(Dataset rows for apps and sites)

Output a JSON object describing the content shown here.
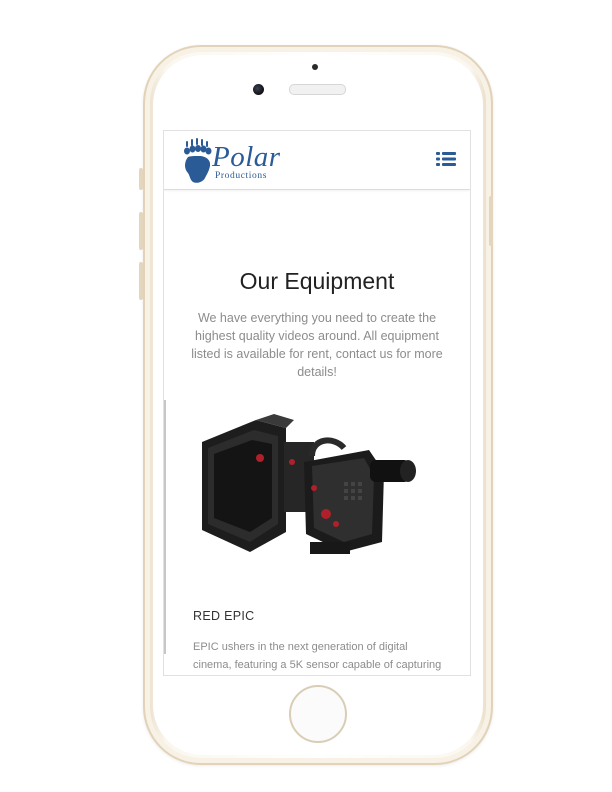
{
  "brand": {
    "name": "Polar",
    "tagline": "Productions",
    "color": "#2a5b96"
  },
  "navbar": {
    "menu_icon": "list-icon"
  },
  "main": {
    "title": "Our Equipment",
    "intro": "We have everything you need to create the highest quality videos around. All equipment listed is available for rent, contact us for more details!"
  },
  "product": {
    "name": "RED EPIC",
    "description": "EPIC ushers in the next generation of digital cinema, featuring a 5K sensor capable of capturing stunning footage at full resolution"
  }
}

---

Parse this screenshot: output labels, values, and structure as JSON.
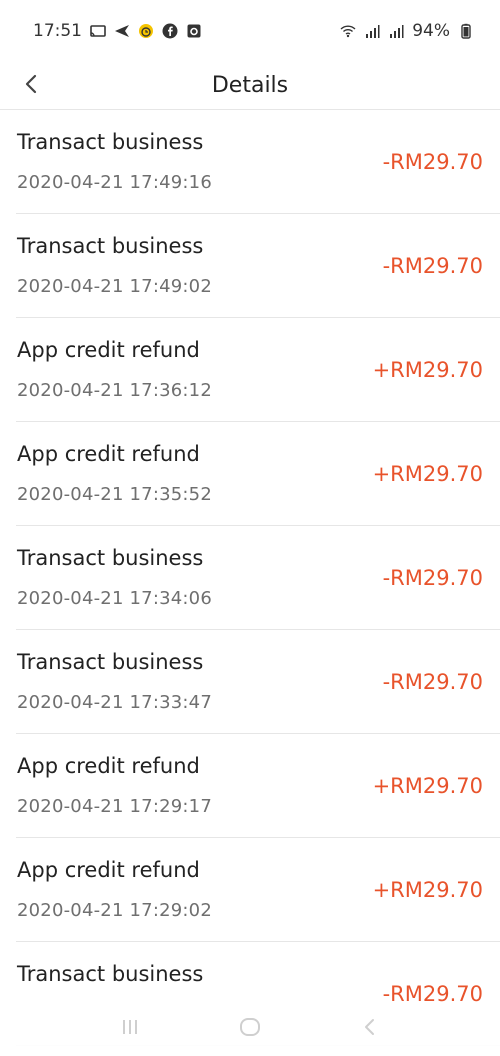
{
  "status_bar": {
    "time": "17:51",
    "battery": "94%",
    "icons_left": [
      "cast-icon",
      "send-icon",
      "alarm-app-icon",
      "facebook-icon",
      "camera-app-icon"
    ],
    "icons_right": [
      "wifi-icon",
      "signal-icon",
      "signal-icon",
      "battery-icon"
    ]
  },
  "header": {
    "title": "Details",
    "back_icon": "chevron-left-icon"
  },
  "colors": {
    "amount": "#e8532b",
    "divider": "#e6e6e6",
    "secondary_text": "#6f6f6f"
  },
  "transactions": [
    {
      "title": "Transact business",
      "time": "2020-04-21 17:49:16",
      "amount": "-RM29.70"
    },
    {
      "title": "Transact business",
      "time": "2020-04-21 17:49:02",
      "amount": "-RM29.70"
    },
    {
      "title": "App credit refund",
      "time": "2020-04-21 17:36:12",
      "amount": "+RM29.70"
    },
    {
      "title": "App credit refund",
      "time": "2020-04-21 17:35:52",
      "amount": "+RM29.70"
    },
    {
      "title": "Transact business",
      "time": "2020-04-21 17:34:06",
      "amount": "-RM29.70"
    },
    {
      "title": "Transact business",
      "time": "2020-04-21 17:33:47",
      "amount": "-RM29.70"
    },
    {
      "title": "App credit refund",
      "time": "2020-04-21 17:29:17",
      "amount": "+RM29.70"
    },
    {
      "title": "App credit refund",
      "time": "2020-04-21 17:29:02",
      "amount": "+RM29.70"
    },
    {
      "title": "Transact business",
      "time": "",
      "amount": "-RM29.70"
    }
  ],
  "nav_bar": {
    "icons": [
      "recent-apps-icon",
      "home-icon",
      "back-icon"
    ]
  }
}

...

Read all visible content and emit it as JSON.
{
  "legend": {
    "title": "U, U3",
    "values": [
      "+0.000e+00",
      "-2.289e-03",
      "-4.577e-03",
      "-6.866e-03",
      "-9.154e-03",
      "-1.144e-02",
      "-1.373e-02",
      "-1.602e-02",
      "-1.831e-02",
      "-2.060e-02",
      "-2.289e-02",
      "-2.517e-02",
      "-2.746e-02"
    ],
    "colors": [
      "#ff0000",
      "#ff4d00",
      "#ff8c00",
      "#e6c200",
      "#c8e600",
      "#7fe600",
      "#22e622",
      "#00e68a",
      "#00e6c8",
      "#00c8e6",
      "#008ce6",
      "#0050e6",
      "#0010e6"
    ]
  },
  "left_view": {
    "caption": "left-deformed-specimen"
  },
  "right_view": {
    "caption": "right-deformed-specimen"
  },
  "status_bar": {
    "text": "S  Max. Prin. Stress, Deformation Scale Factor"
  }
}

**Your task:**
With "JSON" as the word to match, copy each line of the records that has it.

**Exercise result:**
Output a JSON object describing the content shown here.
Parse this screenshot: output labels, values, and structure as JSON.
Read all visible content and emit it as JSON.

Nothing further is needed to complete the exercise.